(Web page and app entries)

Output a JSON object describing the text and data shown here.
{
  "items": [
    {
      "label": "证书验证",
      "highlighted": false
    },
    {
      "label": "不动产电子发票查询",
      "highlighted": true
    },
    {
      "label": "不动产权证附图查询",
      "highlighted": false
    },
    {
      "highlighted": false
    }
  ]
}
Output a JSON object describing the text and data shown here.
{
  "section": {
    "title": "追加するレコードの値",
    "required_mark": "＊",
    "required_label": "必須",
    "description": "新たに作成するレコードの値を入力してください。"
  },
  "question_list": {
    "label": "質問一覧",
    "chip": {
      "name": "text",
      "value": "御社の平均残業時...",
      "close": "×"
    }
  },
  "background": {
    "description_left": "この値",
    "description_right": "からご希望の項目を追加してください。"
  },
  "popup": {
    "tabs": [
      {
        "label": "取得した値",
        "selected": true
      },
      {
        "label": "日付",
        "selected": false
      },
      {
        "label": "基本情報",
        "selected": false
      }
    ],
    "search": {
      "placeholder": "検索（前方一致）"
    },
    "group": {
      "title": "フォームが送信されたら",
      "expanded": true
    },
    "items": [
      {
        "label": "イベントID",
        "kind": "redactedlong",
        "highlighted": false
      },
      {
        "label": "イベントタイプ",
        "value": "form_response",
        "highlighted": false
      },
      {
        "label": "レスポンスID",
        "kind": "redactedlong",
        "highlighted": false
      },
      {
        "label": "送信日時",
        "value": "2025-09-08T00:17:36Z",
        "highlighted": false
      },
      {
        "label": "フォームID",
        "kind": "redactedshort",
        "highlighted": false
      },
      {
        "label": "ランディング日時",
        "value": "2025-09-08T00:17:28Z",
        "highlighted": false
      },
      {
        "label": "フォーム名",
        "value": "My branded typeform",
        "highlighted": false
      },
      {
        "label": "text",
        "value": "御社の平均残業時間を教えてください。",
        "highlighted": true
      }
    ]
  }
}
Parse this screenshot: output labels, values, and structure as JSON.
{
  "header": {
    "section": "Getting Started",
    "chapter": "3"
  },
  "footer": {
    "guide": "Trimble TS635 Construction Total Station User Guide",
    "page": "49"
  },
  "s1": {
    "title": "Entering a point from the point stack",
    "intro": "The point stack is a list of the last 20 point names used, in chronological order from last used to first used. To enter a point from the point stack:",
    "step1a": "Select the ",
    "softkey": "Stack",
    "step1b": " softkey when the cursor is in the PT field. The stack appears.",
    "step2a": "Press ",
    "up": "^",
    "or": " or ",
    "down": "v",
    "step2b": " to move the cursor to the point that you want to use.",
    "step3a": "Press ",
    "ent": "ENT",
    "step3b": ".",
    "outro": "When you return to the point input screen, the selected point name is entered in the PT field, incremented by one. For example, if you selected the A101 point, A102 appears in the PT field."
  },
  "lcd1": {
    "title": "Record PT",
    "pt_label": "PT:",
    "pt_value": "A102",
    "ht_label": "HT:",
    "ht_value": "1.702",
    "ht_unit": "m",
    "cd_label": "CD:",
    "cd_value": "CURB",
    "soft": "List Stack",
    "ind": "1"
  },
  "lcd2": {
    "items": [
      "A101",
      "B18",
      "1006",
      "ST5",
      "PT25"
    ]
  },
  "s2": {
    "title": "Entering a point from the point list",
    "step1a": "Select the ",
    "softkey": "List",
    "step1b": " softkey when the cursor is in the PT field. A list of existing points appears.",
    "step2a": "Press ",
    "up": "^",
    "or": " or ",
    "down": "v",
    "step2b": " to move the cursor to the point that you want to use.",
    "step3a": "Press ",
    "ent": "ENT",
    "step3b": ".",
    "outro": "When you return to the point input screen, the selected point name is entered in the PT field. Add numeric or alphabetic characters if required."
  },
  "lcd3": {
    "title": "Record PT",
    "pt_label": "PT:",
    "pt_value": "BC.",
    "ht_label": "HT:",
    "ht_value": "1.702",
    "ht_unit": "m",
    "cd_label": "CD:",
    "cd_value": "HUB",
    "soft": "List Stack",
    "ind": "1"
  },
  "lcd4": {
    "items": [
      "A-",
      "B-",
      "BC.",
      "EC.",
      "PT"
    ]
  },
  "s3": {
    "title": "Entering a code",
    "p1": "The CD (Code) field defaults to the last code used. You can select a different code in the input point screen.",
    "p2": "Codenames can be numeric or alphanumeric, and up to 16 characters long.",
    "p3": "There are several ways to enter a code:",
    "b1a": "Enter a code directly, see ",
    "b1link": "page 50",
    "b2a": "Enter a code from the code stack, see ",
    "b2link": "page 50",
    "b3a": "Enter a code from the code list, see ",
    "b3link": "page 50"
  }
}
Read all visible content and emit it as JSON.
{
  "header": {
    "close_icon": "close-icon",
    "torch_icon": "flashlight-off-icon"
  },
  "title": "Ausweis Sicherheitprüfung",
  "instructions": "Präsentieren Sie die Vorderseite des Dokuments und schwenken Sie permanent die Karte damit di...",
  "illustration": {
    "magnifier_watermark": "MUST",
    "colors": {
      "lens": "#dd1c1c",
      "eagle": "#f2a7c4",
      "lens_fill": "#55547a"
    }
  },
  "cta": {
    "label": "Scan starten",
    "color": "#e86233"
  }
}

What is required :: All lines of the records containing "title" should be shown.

Completed exercise ::
    "title": "追加するレコードの値",
      "title": "フォームが送信されたら",
    "title": "Entering a point from the point stack",
    "title": "Record PT",
    "title": "Entering a point from the point list",
    "title": "Record PT",
    "title": "Entering a code",
  "title": "Ausweis Sicherheitprüfung",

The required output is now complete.